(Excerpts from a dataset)

========

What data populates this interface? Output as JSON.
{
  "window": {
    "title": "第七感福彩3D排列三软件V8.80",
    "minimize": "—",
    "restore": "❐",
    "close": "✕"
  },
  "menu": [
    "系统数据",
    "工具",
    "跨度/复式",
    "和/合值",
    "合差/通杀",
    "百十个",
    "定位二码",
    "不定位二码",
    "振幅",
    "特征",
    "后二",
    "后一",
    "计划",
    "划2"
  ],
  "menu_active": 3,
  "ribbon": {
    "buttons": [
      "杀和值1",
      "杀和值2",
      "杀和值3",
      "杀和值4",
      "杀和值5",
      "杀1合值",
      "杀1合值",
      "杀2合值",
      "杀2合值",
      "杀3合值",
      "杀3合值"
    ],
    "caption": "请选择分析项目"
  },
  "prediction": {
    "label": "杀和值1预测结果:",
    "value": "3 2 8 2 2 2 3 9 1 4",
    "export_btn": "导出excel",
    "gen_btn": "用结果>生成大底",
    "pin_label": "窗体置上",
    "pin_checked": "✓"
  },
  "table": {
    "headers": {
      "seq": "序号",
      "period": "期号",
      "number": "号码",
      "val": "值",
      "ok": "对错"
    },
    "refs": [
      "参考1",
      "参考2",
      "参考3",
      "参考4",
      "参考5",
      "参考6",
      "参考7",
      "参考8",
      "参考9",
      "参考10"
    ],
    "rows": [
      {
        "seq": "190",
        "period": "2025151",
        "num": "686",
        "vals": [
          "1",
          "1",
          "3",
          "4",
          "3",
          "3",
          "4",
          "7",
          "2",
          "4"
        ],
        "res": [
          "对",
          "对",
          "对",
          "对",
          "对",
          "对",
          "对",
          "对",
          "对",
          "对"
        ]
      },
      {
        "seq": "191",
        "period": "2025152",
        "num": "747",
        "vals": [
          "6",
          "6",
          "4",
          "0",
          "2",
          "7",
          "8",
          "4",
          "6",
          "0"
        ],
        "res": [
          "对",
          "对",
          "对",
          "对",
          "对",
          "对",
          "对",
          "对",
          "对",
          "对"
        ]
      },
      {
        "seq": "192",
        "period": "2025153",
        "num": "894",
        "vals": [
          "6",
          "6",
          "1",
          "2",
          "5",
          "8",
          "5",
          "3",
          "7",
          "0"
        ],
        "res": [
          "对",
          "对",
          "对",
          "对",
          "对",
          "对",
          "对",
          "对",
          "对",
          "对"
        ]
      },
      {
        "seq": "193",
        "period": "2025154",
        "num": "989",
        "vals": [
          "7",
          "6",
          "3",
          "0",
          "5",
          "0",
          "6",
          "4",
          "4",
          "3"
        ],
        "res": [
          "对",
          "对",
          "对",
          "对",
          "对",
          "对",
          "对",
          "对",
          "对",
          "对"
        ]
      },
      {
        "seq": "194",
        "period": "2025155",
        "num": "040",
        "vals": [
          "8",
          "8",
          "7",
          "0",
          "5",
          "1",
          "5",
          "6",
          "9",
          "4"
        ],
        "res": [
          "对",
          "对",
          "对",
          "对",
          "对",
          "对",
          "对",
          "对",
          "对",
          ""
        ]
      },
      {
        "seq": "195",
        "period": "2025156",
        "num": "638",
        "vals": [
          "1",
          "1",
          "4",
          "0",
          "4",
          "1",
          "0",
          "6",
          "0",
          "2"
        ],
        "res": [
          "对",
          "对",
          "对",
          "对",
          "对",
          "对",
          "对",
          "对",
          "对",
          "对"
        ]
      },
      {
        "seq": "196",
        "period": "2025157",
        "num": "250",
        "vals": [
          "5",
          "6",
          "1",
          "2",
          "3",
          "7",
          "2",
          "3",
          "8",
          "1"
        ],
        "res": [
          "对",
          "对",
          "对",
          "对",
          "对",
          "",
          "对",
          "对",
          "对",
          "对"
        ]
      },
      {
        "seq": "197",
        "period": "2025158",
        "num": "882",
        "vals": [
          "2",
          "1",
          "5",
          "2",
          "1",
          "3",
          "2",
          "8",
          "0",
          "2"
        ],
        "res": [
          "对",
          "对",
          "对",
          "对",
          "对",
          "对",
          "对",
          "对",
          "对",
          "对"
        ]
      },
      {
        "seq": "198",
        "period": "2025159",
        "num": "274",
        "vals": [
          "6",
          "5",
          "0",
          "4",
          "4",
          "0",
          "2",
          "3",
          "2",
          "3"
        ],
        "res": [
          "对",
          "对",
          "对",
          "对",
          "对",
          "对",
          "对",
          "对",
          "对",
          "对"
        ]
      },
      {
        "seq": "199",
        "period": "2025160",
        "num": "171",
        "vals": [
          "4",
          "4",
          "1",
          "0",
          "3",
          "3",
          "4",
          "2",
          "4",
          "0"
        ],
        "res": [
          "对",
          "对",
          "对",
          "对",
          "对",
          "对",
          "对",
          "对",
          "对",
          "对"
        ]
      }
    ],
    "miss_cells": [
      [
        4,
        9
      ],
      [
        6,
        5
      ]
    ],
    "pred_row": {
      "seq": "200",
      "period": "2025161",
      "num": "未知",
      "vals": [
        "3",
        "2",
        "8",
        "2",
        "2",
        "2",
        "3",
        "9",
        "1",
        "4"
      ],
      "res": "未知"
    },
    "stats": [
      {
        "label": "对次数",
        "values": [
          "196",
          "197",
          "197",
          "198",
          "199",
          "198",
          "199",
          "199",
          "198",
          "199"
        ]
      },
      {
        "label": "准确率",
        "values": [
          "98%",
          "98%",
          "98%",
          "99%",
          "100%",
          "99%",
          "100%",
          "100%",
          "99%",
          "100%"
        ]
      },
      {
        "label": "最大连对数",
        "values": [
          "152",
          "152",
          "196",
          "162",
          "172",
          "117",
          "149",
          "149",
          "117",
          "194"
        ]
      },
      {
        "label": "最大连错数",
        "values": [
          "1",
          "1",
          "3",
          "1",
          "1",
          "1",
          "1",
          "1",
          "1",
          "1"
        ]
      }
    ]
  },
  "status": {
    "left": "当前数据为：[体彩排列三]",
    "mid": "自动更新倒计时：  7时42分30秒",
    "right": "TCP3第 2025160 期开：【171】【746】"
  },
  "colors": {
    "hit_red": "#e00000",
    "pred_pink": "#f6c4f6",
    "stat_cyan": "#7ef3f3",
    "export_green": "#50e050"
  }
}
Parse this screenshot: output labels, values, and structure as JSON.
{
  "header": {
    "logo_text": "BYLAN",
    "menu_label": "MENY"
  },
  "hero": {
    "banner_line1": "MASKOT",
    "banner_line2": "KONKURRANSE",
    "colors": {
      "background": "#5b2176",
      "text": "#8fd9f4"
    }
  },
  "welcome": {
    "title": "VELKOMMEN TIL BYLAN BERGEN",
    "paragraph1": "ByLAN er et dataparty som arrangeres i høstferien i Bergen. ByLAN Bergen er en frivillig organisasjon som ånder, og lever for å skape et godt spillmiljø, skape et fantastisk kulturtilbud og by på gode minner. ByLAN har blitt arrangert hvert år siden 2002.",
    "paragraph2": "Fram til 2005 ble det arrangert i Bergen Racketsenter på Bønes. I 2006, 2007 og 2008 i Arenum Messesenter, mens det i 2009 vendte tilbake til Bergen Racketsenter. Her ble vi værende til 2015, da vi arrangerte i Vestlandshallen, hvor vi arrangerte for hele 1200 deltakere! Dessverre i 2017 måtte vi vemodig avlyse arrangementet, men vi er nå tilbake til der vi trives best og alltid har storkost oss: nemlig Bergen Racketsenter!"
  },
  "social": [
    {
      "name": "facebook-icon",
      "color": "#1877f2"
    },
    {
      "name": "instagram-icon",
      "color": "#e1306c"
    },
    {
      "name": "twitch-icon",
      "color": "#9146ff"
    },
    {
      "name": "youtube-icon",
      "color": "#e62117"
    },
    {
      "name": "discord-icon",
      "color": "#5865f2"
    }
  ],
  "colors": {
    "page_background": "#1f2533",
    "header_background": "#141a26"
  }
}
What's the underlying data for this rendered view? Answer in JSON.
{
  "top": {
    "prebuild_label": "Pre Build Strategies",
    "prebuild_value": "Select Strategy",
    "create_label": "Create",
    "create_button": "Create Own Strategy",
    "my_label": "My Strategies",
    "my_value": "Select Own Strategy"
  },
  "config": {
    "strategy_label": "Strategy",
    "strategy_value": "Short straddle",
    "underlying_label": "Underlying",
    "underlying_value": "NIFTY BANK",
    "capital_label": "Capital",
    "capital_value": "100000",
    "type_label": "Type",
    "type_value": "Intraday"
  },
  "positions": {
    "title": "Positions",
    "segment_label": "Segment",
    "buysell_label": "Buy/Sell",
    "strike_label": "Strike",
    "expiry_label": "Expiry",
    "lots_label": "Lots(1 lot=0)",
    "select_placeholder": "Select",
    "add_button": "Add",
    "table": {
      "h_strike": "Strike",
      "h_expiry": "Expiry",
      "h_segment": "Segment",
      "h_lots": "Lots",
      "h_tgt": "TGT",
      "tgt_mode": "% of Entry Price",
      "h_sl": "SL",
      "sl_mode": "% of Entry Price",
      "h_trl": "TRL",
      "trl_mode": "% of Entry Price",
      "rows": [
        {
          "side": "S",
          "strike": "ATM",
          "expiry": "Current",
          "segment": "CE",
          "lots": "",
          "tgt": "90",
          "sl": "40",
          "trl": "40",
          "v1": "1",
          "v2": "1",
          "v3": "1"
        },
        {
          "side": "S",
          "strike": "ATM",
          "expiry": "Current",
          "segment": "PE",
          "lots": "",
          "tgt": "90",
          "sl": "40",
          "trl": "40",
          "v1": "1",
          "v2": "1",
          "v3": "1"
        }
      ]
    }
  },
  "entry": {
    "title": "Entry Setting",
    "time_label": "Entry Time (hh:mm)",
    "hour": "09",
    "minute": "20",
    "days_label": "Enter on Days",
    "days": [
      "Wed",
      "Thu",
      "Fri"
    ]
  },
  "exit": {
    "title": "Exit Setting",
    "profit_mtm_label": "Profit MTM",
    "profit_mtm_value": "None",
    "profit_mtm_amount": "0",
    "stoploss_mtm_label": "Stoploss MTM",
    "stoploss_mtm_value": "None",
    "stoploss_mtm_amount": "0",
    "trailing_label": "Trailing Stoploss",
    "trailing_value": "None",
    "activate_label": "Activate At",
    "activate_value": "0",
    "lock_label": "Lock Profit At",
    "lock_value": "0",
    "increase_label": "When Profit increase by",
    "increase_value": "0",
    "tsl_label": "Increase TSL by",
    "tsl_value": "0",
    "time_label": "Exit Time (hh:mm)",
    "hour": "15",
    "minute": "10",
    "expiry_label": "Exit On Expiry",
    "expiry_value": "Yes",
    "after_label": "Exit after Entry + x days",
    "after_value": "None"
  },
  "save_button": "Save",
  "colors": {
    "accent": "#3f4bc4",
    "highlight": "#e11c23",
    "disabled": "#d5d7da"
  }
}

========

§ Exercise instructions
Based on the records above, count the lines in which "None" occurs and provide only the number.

§ Your response
4